SCOTT SIMON, HOST:
Most legislators in both parties say that people with pre-existing conditions, such as cancer, cerebral palsy, epilepsy, kidney disease or stroke, should have health care coverage. This was more or less guaranteed under President Obama's Affordable Care Act. But many Republicans say that kind of blanket coverage has driven up health care prices for everybody. To pass their health care replacement bill, House Republicans added 8 billion dollars over five years to put people with pre-existing conditions into what are called high-risk pools. They might pay higher rates for health insurance, but some of that extra cost would be covered by that $8 billion. And there's another $100 billion in the new bill that states can use as they like. So in theory, some of that money could be given to people who have high-risk health problems. We're joined now from Minnesota Public Radio by Ryan Burt. He's an attorney who specializes in high-risk pools. Mr. Burt, thanks for being with us.
RYAN BURT: It's my pleasure.
SIMON: That sounds like a lot of money potentially to cover people - high-risk people. Does it add up to you?
BURT: Well, I think there are a lot of unanswered questions that only time will tell. It's going to depend on how states set up their benefit plans, what kind of premiums they charge and a lot of other factors that I just don't think we know the answer to quite yet.
SIMON: Ideally, what problems do high-risk pools solve?
BURT: They were really designed to help a very narrow segment of society, individuals who have pre-existing conditions, but that at the same time, have some financial means that can help them afford to actually purchase health insurance. But if people are expecting them to solve all the problems for people who maybe are lower income or who are unable to work, I'm not sure that barring some very creative measures by states they'll be able to address those other areas outside of what they were - initially planned to address.
SIMON: When you say barring creative measures by states, do you mean barring states' willingness to pony up a lot of money?
BURT: That's one alternative, yes, contributing additional funds to help either subsidize premiums or subsidize losses, which I guess in the end is about the same thing.
SIMON: How have high-risk pools worked in your state, Minnesota?
BURT: Well, in Minnesota, the program was enacted way back in 1976, and there was a conscious decision made by the public policymakers in Minnesota to create a balancing act where the intent was to keep premiums as affordable as possible but obviously more than a standard-risk person would pay but also provide very, very good benefits so these people could actually get the type of care that they needed to address their conditions. The result was a significant need for outside funding, and the state decided that the best way to do that was to create an assessment upon the insurance industry to help subsidize the cost of the claims that were paid.
SIMON: The idea of high-risk pools is that they have the effect of lowering premiums for everybody across the board. Does that follow, do you think?
BURT: You know, that's a very difficult question to answer because there's such variability, both in the state of the market in the individual states as well as the design and the effectiveness of the pool within each state.

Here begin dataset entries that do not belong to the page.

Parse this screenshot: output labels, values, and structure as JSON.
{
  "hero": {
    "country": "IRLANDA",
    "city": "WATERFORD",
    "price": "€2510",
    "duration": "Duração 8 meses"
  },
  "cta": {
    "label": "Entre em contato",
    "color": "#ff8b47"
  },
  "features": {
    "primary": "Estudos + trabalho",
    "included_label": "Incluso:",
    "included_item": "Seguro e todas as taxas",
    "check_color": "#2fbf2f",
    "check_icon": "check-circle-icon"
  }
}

SIMON: I mean, if it hadn't been said already, I'm tempted to say I never knew health care could be so complicated (laughter).

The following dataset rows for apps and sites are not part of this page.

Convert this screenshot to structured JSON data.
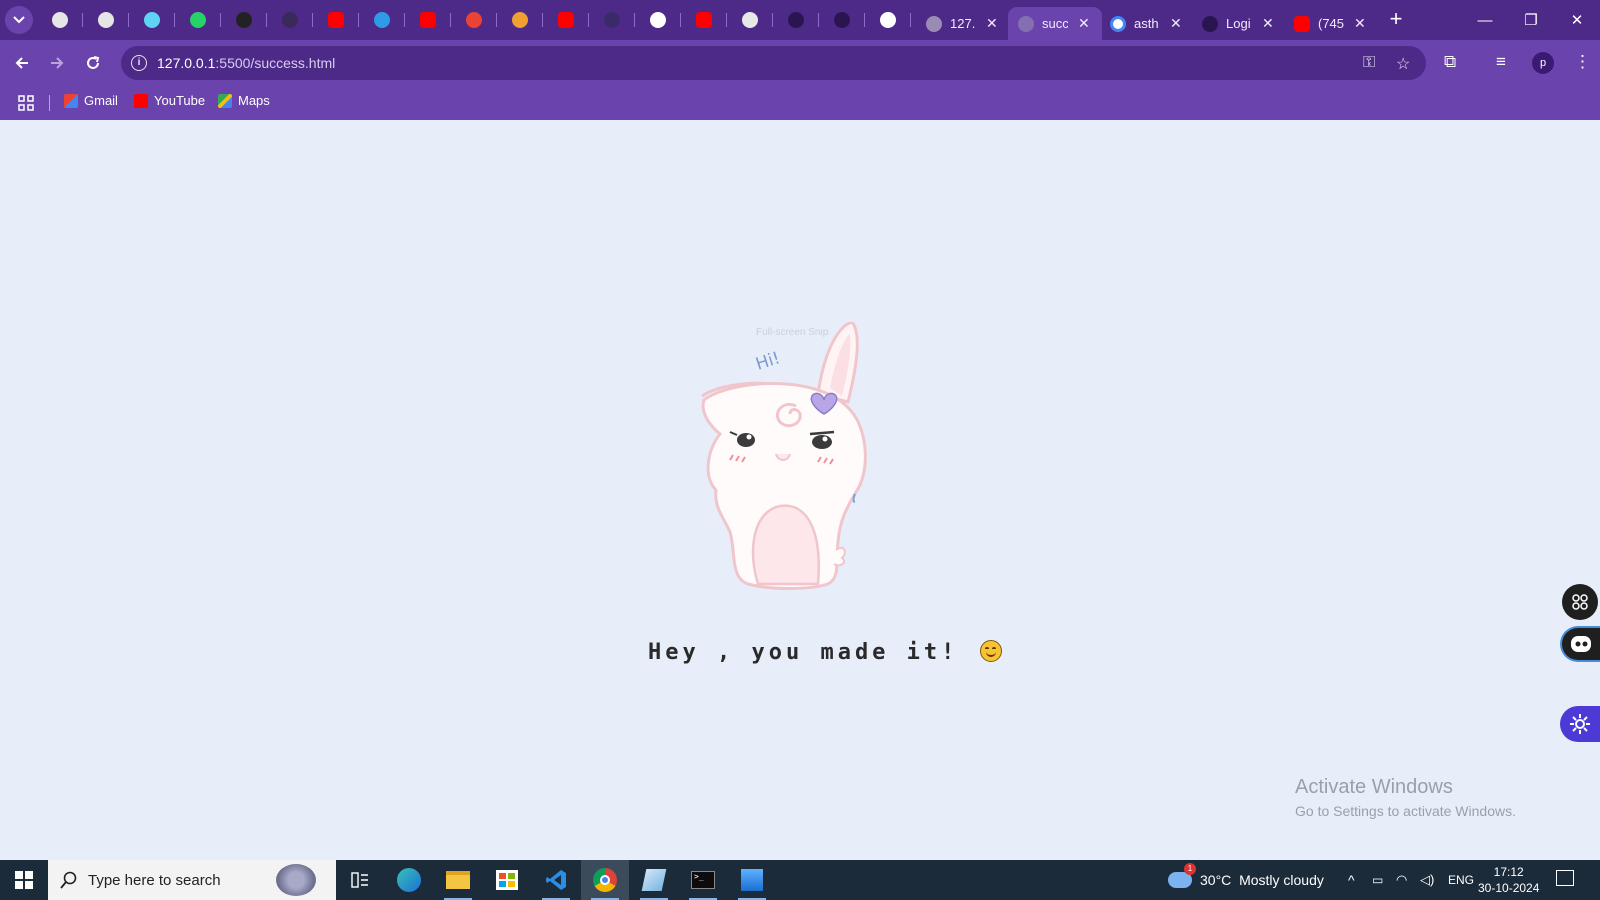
{
  "browser": {
    "tabs": [
      {
        "title": "127.",
        "favicon": "globe-icon"
      },
      {
        "title": "succ",
        "favicon": "loading-icon",
        "active": true
      },
      {
        "title": "asth",
        "favicon": "google-icon"
      },
      {
        "title": "Logi",
        "favicon": "github-icon"
      },
      {
        "title": "(745",
        "favicon": "youtube-icon"
      }
    ],
    "pinned_tabs": [
      "openai-icon",
      "openai-icon",
      "react-icon",
      "whatsapp-icon",
      "ai-icon",
      "triangle-icon",
      "youtube-icon",
      "app-icon",
      "youtube-icon",
      "gmail-icon",
      "gear-icon",
      "youtube-icon",
      "dark-icon",
      "discord-icon",
      "youtube-icon",
      "doc-icon",
      "github-icon",
      "github-icon",
      "scratch-icon"
    ],
    "address": {
      "host": "127.0.0.1",
      "path": ":5500/success.html"
    },
    "profile_initial": "p",
    "bookmarks": [
      {
        "label": "Gmail",
        "icon": "gmail-icon"
      },
      {
        "label": "YouTube",
        "icon": "youtube-icon"
      },
      {
        "label": "Maps",
        "icon": "maps-icon"
      }
    ]
  },
  "page": {
    "snip_label": "Full-screen Snip",
    "mascot_greeting": "Hi!",
    "message": "Hey , you made it!"
  },
  "watermark": {
    "title": "Activate Windows",
    "subtitle": "Go to Settings to activate Windows."
  },
  "taskbar": {
    "search_placeholder": "Type here to search",
    "weather": {
      "temp": "30°C",
      "condition": "Mostly cloudy",
      "badge": "1"
    },
    "language": "ENG",
    "time": "17:12",
    "date": "30-10-2024"
  },
  "colors": {
    "frame": "#4e2a88",
    "toolbar": "#6b43ad",
    "page_bg": "#e8eef9",
    "taskbar": "#1c2b3a"
  }
}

BURT: Yeah. I think that's one thing that a lot of folks are really finding out.
SIMON: Does it suggest to you, though, at the same time that this is so complicated and so dense it really is difficult for even well-informed people to figure out what's best for them and their family?
BURT: Yes. I mean, I think that's a fair statement, but that's an area where the states can step in, where the regulators of the insurance markets in the state can require certain disclosures from companies, can require plain language to make it easier and understandable for folks to really understand what the impact could be on them depending on their health status, health care needs, all of those factors.

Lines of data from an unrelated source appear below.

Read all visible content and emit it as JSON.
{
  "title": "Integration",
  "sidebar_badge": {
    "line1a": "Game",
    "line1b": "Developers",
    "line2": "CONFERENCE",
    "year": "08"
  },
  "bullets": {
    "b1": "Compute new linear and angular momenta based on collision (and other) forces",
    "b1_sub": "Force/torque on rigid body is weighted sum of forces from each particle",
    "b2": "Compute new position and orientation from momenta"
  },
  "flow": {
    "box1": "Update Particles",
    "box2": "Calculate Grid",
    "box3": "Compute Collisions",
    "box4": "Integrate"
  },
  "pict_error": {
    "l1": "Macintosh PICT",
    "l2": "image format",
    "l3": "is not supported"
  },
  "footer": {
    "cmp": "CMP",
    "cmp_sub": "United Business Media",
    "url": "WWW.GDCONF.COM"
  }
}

SIMON: Let me put you on the spot a bit, Mr. Burt. Is this a good bill?
BURT: I can't honestly say (laughter) and I know that's a little bit of a cop out. But the reason why that is is because it puts an awful lot of the onus, if not the majority of it, back upon the states to figure out how to best use the funding available. And then what are they going to do to help their own populations? But I think, again, it's really a state-by-state question as to how creative state legislators and others are going to be and what kind of solutions they can arrive at that will really serve their citizens.
SIMON: Is there one best-guaranteed way to lower premiums to narrow the amount of coverage of it?
BURT: There needs to be a balancing act. Certainly, paring down benefits would potentially or at least arguably lower costs. But where does that leave the citizens of the state or the citizens of our country that need certain types of care that maybe isn't going to be covered anymore?
SIMON: Ryan Burt, an attorney in St. Paul, Minn. Thanks so much for being with us, Mr. Burt.
BURT: It's been my pleasure. Transcript provided by NPR, Copyright NPR.